Chapter II is aimed at resolving this question by studying the maintenance of a resistance polymorphism in a system in which the pathogen does not specialize on the host. Pseudomonas syringae has hundreds of known host plants but is nonetheless a dominant pathogen in Arabidopsis thaliana populations in the Midwestern USA. Furthermore, resistance to P. syringae is heterogeneous, and several resistance loci in A. thaliana encode resistance alleles that have been maintained for millions of years. This heterogeneity allowed us to clone an interacting plant R-gene and pathogen effector pair, and then study the evolution of the identified resistance and virulence loci.
Chapter III studies the evolution of P. syringae in its non-specific interaction with A. thaliana.

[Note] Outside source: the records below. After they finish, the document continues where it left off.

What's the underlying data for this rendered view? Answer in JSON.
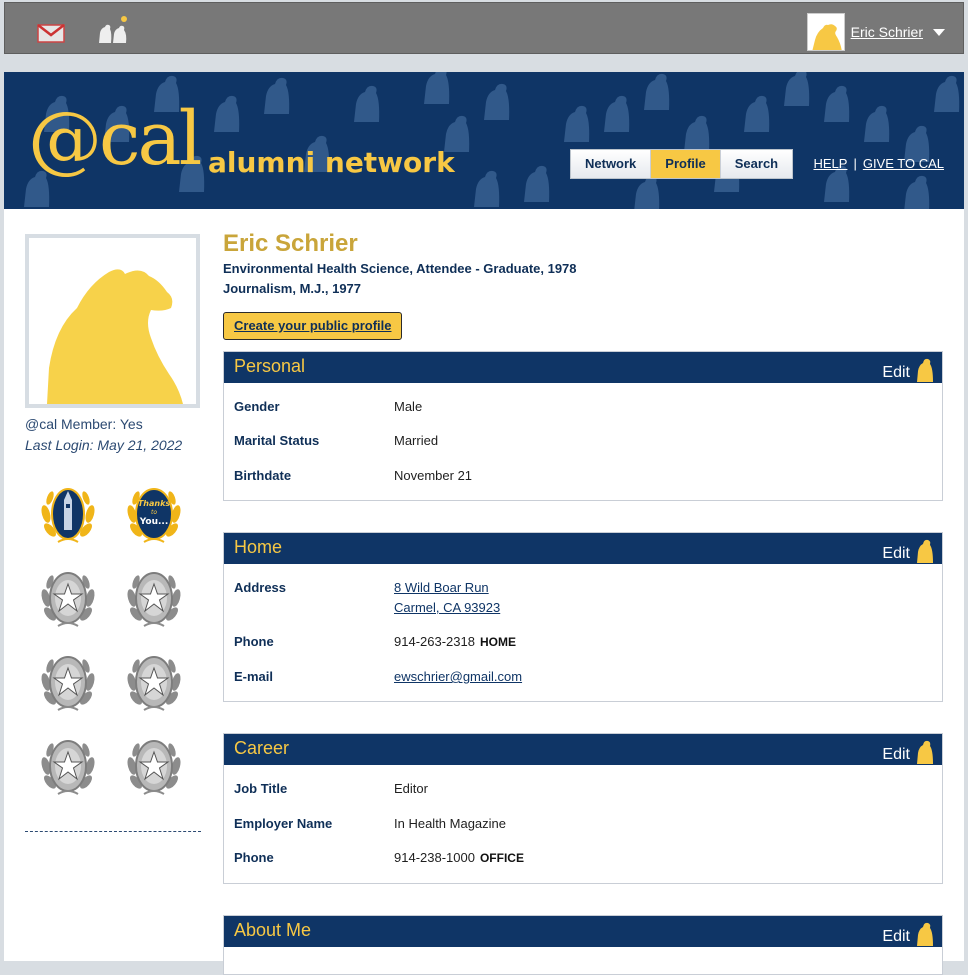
{
  "topbar": {
    "user_name": "Eric Schrier"
  },
  "banner": {
    "logo_at": "@cal",
    "logo_text": "alumni network",
    "tabs": [
      "Network",
      "Profile",
      "Search"
    ],
    "active_tab": "Profile",
    "links": {
      "help": "HELP",
      "separator": "|",
      "give": "GIVE TO CAL"
    }
  },
  "sidebar": {
    "member": "@cal Member: Yes",
    "last_login": "Last Login: May 21, 2022",
    "badge_badge2_text": [
      "Thanks",
      "to",
      "You..."
    ]
  },
  "profile": {
    "name": "Eric Schrier",
    "degrees": [
      "Environmental Health Science, Attendee - Graduate, 1978",
      "Journalism, M.J., 1977"
    ],
    "public_profile_button": "Create your public profile"
  },
  "sections": {
    "edit_label": "Edit",
    "personal": {
      "title": "Personal",
      "rows": [
        {
          "label": "Gender",
          "value": "Male"
        },
        {
          "label": "Marital Status",
          "value": "Married"
        },
        {
          "label": "Birthdate",
          "value": "November 21"
        }
      ]
    },
    "home": {
      "title": "Home",
      "address_label": "Address",
      "address_line1": "8 Wild Boar Run",
      "address_line2": "Carmel, CA 93923",
      "phone_label": "Phone",
      "phone_value": "914-263-2318",
      "phone_tag": "HOME",
      "email_label": "E-mail",
      "email_value": "ewschrier@gmail.com"
    },
    "career": {
      "title": "Career",
      "job_label": "Job Title",
      "job_value": "Editor",
      "employer_label": "Employer Name",
      "employer_value": "In Health Magazine",
      "phone_label": "Phone",
      "phone_value": "914-238-1000",
      "phone_tag": "OFFICE"
    },
    "about": {
      "title": "About Me"
    }
  },
  "colors": {
    "navy": "#0f3566",
    "gold": "#f7c844",
    "name_gold": "#c9a53a"
  }
}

Although P. syringae is a dominant pathogen in A. thaliana populations, resident strains are of low virulence on A. thaliana . How these strains dominate in A. thaliana populations is unclear. Our first tactic to answer this question was to use comparative genomics to identify genetic variants characteristic of P. syringae collected from A. thaliana. By sequencing the genomes of 18 strains of P. syringae isolated from A. thaliana populations, and comparing these genomes to 22 genomes of P. syringae isolated from different crop species, we identified a genomic island enriched in the A. thaliana strains. This island encodes a toxin active against a broad range of hosts, but also known to be suppressive of a eukaryotic microbes and Gram positive bacteria. We find that a P. syringae strain from A. thaliana is capable of suppressing the growth of a more virulent strain of P. syringae. These results suggest that P. syringae in A. thaliana populations could gain dominance in part through suppressing other members of the microbiota. While these strains are not the most virulent, they may be able to infect widely and outcompete the surrounding microbiome.

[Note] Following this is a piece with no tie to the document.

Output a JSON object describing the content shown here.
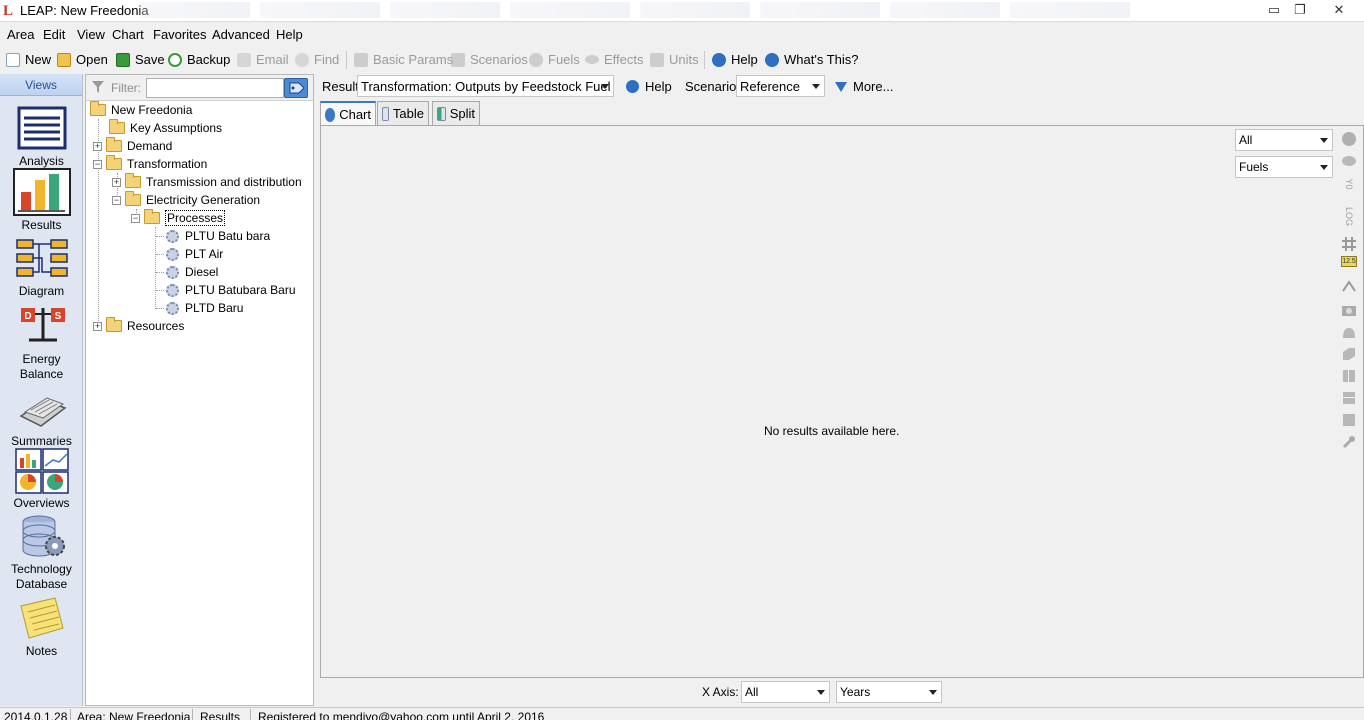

Together, my studies point to the influence of the surrounding microbiome, surrounding hosts, and microbe-microbe interactions on the evolution of plant and pathogen. At this point in time, though, the understanding of the plant microbiome is largely descriptive. Ultimately, finding the determinants that dictate the outcome of host-pathogen evolution will require a more detailed understanding of the interactions of microbes within the plant microbiome. (Abstract shortened by UMI.).